Records for the exercise -

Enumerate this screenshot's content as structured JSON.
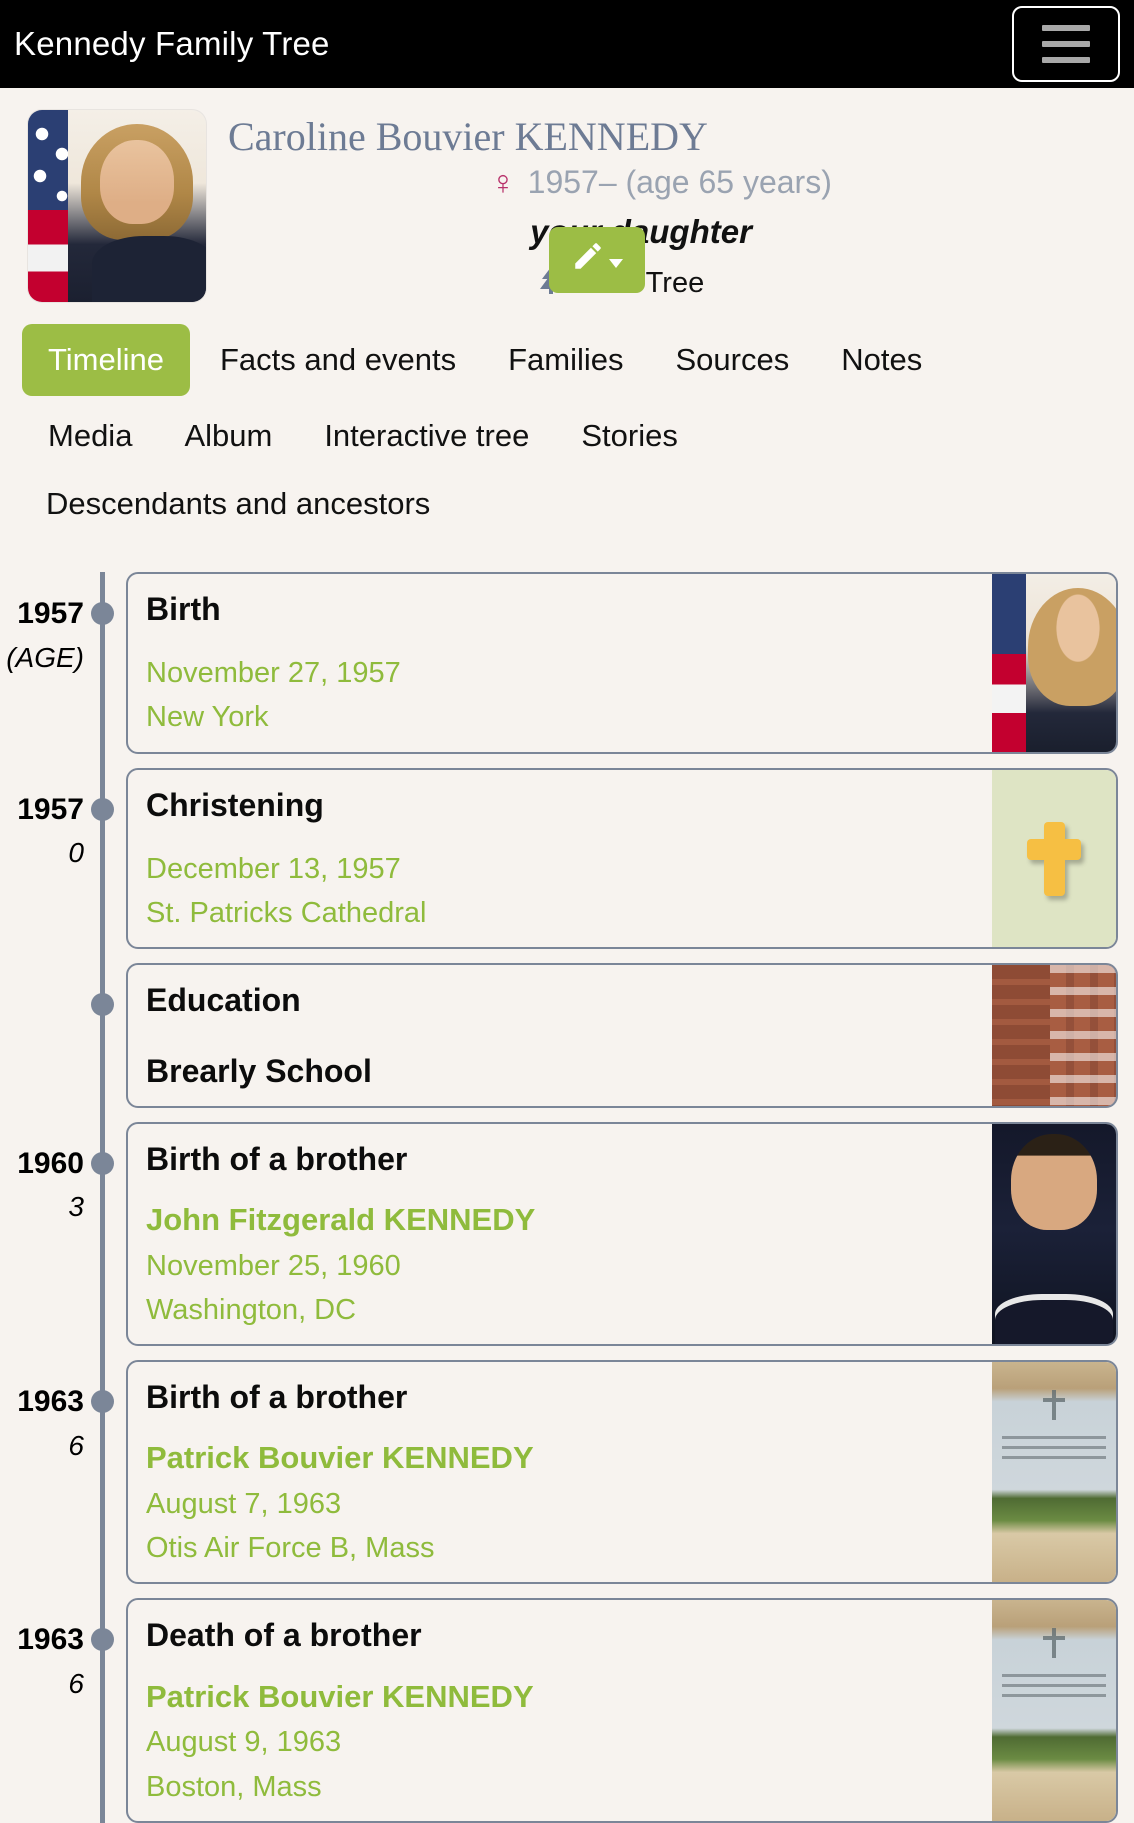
{
  "header": {
    "title": "Kennedy Family Tree",
    "menu_icon": "hamburger-menu-icon"
  },
  "profile": {
    "name": "Caroline Bouvier KENNEDY",
    "sex_icon": "female-symbol",
    "sex_glyph": "♀",
    "life_dates": "1957– (age 65 years)",
    "relation": "your daughter",
    "tree_icon": "tree-icon",
    "tree_glyph": "ἳ2",
    "view_tree_label": "View Tree",
    "edit_icon": "pencil-icon",
    "edit_glyph": "✎",
    "avatar_alt": "Caroline Bouvier Kennedy portrait"
  },
  "tabs": {
    "row1": [
      {
        "label": "Timeline",
        "active": true
      },
      {
        "label": "Facts and events",
        "active": false
      },
      {
        "label": "Families",
        "active": false
      },
      {
        "label": "Sources",
        "active": false
      },
      {
        "label": "Notes",
        "active": false
      }
    ],
    "row2": [
      {
        "label": "Media"
      },
      {
        "label": "Album"
      },
      {
        "label": "Interactive tree"
      },
      {
        "label": "Stories"
      }
    ],
    "row3": [
      {
        "label": "Descendants and ancestors"
      }
    ]
  },
  "timeline": {
    "events": [
      {
        "year": "1957",
        "age": "(AGE)",
        "title": "Birth",
        "person": "",
        "date": "November 27, 1957",
        "place": "New York",
        "thumb": "portrait-caroline"
      },
      {
        "year": "1957",
        "age": "0",
        "title": "Christening",
        "person": "",
        "date": "December 13, 1957",
        "place": "St. Patricks Cathedral",
        "thumb": "cross"
      },
      {
        "year": "",
        "age": "",
        "title": "Education",
        "subtitle": "Brearly School",
        "person": "",
        "date": "",
        "place": "",
        "thumb": "building"
      },
      {
        "year": "1960",
        "age": "3",
        "title": "Birth of a brother",
        "person": "John Fitzgerald KENNEDY",
        "date": "November 25, 1960",
        "place": "Washington, DC",
        "thumb": "portrait-jfk"
      },
      {
        "year": "1963",
        "age": "6",
        "title": "Birth of a brother",
        "person": "Patrick Bouvier KENNEDY",
        "date": "August 7, 1963",
        "place": "Otis Air Force B, Mass",
        "thumb": "grave"
      },
      {
        "year": "1963",
        "age": "6",
        "title": "Death of a brother",
        "person": "Patrick Bouvier KENNEDY",
        "date": "August 9, 1963",
        "place": "Boston, Mass",
        "thumb": "grave"
      }
    ]
  },
  "colors": {
    "accent_green": "#9cbd45",
    "link_green": "#8fbb3c",
    "header_black": "#000000",
    "page_bg": "#f7f3ef",
    "slate": "#7b8698",
    "name_slate": "#6d7b94",
    "muted_gray": "#9aa3b1",
    "female_pink": "#b8326b",
    "cross_gold": "#f6bf43",
    "cross_bg": "#dee4c4"
  }
}
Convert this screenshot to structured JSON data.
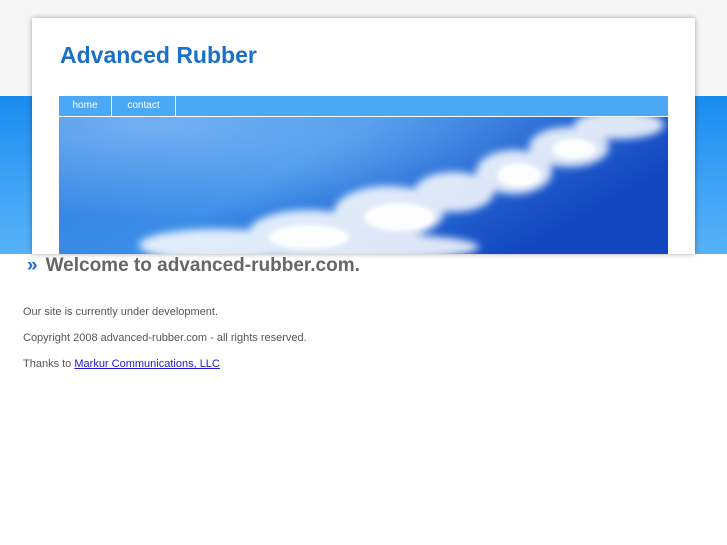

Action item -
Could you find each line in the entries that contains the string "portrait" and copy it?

Finished exercise -
    "avatar_alt": "Caroline Bouvier Kennedy portrait"
        "thumb": "portrait-caroline"
        "thumb": "portrait-jfk"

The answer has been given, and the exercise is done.